─── Extracted material

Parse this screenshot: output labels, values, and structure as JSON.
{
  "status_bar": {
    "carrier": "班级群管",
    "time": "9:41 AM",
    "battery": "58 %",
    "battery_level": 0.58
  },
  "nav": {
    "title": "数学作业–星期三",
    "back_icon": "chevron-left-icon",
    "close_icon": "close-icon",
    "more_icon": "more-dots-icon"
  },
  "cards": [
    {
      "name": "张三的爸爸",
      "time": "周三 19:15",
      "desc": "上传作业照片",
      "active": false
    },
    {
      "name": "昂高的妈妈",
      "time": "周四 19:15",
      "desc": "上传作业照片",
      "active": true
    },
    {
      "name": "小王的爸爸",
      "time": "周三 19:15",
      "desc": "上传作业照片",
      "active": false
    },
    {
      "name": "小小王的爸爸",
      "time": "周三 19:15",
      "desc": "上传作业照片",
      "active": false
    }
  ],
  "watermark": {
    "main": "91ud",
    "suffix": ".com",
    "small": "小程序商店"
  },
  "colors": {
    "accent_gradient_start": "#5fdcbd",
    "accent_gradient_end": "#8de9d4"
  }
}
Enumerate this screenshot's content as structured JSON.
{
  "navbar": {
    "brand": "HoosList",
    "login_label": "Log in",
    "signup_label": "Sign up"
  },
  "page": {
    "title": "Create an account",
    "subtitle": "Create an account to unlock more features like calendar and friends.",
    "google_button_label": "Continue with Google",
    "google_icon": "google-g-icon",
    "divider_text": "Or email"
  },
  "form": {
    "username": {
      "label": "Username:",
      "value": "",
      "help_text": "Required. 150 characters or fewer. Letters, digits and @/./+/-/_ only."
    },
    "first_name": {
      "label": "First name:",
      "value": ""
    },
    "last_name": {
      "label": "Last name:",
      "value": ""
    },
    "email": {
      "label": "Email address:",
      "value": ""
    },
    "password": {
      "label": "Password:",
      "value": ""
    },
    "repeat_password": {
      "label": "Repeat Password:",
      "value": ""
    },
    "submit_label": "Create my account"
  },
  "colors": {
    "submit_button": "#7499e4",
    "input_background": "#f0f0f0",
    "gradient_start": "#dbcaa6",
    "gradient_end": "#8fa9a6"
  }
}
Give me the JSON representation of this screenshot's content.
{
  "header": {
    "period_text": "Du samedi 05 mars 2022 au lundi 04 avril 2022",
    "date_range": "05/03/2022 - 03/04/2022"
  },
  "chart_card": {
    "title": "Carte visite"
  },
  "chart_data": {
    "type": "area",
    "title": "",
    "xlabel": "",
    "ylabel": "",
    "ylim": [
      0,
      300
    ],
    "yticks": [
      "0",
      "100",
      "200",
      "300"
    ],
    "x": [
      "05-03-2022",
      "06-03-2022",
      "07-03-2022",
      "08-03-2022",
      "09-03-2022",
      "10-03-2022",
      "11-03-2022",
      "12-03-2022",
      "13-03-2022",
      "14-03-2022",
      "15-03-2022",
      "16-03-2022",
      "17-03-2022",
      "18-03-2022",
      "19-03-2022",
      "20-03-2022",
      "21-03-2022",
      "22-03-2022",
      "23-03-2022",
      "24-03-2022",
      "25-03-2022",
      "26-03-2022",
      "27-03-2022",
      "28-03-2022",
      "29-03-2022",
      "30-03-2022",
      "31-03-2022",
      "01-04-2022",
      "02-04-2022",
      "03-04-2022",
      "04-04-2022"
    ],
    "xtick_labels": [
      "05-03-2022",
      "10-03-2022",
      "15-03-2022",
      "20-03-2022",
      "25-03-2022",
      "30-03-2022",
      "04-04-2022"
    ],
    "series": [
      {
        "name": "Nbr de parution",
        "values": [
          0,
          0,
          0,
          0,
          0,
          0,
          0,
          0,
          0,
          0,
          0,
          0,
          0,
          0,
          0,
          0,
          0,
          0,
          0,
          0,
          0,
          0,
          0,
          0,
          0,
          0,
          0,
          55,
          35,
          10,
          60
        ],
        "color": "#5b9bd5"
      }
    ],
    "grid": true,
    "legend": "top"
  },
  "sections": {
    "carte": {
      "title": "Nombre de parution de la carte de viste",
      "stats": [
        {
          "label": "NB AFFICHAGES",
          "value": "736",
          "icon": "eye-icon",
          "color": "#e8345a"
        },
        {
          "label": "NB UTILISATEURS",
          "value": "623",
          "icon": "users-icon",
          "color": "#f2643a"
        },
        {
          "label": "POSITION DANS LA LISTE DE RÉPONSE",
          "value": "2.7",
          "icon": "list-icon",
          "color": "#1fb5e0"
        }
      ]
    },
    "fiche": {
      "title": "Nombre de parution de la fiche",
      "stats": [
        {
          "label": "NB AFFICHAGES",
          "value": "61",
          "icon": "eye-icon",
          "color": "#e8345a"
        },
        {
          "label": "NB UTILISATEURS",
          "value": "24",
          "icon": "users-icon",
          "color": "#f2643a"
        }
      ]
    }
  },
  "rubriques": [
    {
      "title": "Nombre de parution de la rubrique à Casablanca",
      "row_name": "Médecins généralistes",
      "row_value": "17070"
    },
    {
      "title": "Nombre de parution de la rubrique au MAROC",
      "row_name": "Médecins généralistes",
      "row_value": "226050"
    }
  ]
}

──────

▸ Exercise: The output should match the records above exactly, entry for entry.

▸ Exercise answer:
Parse this screenshot: output labels, values, and structure as JSON.
{
  "status_bar": {
    "carrier": "班级群管",
    "time": "9:41 AM",
    "battery": "58 %",
    "battery_level": 0.58
  },
  "nav": {
    "title": "数学作业–星期三",
    "back_icon": "chevron-left-icon",
    "close_icon": "close-icon",
    "more_icon": "more-dots-icon"
  },
  "cards": [
    {
      "name": "张三的爸爸",
      "time": "周三 19:15",
      "desc": "上传作业照片",
      "active": false
    },
    {
      "name": "昂高的妈妈",
      "time": "周四 19:15",
      "desc": "上传作业照片",
      "active": true
    },
    {
      "name": "小王的爸爸",
      "time": "周三 19:15",
      "desc": "上传作业照片",
      "active": false
    },
    {
      "name": "小小王的爸爸",
      "time": "周三 19:15",
      "desc": "上传作业照片",
      "active": false
    }
  ],
  "watermark": {
    "main": "91ud",
    "suffix": ".com",
    "small": "小程序商店"
  },
  "colors": {
    "accent_gradient_start": "#5fdcbd",
    "accent_gradient_end": "#8de9d4"
  }
}
Enumerate this screenshot's content as structured JSON.
{
  "navbar": {
    "brand": "HoosList",
    "login_label": "Log in",
    "signup_label": "Sign up"
  },
  "page": {
    "title": "Create an account",
    "subtitle": "Create an account to unlock more features like calendar and friends.",
    "google_button_label": "Continue with Google",
    "google_icon": "google-g-icon",
    "divider_text": "Or email"
  },
  "form": {
    "username": {
      "label": "Username:",
      "value": "",
      "help_text": "Required. 150 characters or fewer. Letters, digits and @/./+/-/_ only."
    },
    "first_name": {
      "label": "First name:",
      "value": ""
    },
    "last_name": {
      "label": "Last name:",
      "value": ""
    },
    "email": {
      "label": "Email address:",
      "value": ""
    },
    "password": {
      "label": "Password:",
      "value": ""
    },
    "repeat_password": {
      "label": "Repeat Password:",
      "value": ""
    },
    "submit_label": "Create my account"
  },
  "colors": {
    "submit_button": "#7499e4",
    "input_background": "#f0f0f0",
    "gradient_start": "#dbcaa6",
    "gradient_end": "#8fa9a6"
  }
}
Give me the JSON representation of this screenshot's content.
{
  "header": {
    "period_text": "Du samedi 05 mars 2022 au lundi 04 avril 2022",
    "date_range": "05/03/2022 - 03/04/2022"
  },
  "chart_card": {
    "title": "Carte visite"
  },
  "chart_data": {
    "type": "area",
    "title": "",
    "xlabel": "",
    "ylabel": "",
    "ylim": [
      0,
      300
    ],
    "yticks": [
      "0",
      "100",
      "200",
      "300"
    ],
    "x": [
      "05-03-2022",
      "06-03-2022",
      "07-03-2022",
      "08-03-2022",
      "09-03-2022",
      "10-03-2022",
      "11-03-2022",
      "12-03-2022",
      "13-03-2022",
      "14-03-2022",
      "15-03-2022",
      "16-03-2022",
      "17-03-2022",
      "18-03-2022",
      "19-03-2022",
      "20-03-2022",
      "21-03-2022",
      "22-03-2022",
      "23-03-2022",
      "24-03-2022",
      "25-03-2022",
      "26-03-2022",
      "27-03-2022",
      "28-03-2022",
      "29-03-2022",
      "30-03-2022",
      "31-03-2022",
      "01-04-2022",
      "02-04-2022",
      "03-04-2022",
      "04-04-2022"
    ],
    "xtick_labels": [
      "05-03-2022",
      "10-03-2022",
      "15-03-2022",
      "20-03-2022",
      "25-03-2022",
      "30-03-2022",
      "04-04-2022"
    ],
    "series": [
      {
        "name": "Nbr de parution",
        "values": [
          0,
          0,
          0,
          0,
          0,
          0,
          0,
          0,
          0,
          0,
          0,
          0,
          0,
          0,
          0,
          0,
          0,
          0,
          0,
          0,
          0,
          0,
          0,
          0,
          0,
          0,
          0,
          55,
          35,
          10,
          60
        ],
        "color": "#5b9bd5"
      }
    ],
    "grid": true,
    "legend": "top"
  },
  "sections": {
    "carte": {
      "title": "Nombre de parution de la carte de viste",
      "stats": [
        {
          "label": "NB AFFICHAGES",
          "value": "736",
          "icon": "eye-icon",
          "color": "#e8345a"
        },
        {
          "label": "NB UTILISATEURS",
          "value": "623",
          "icon": "users-icon",
          "color": "#f2643a"
        },
        {
          "label": "POSITION DANS LA LISTE DE RÉPONSE",
          "value": "2.7",
          "icon": "list-icon",
          "color": "#1fb5e0"
        }
      ]
    },
    "fiche": {
      "title": "Nombre de parution de la fiche",
      "stats": [
        {
          "label": "NB AFFICHAGES",
          "value": "61",
          "icon": "eye-icon",
          "color": "#e8345a"
        },
        {
          "label": "NB UTILISATEURS",
          "value": "24",
          "icon": "users-icon",
          "color": "#f2643a"
        }
      ]
    }
  },
  "rubriques": [
    {
      "title": "Nombre de parution de la rubrique à Casablanca",
      "row_name": "Médecins généralistes",
      "row_value": "17070"
    },
    {
      "title": "Nombre de parution de la rubrique au MAROC",
      "row_name": "Médecins généralistes",
      "row_value": "226050"
    }
  ]
}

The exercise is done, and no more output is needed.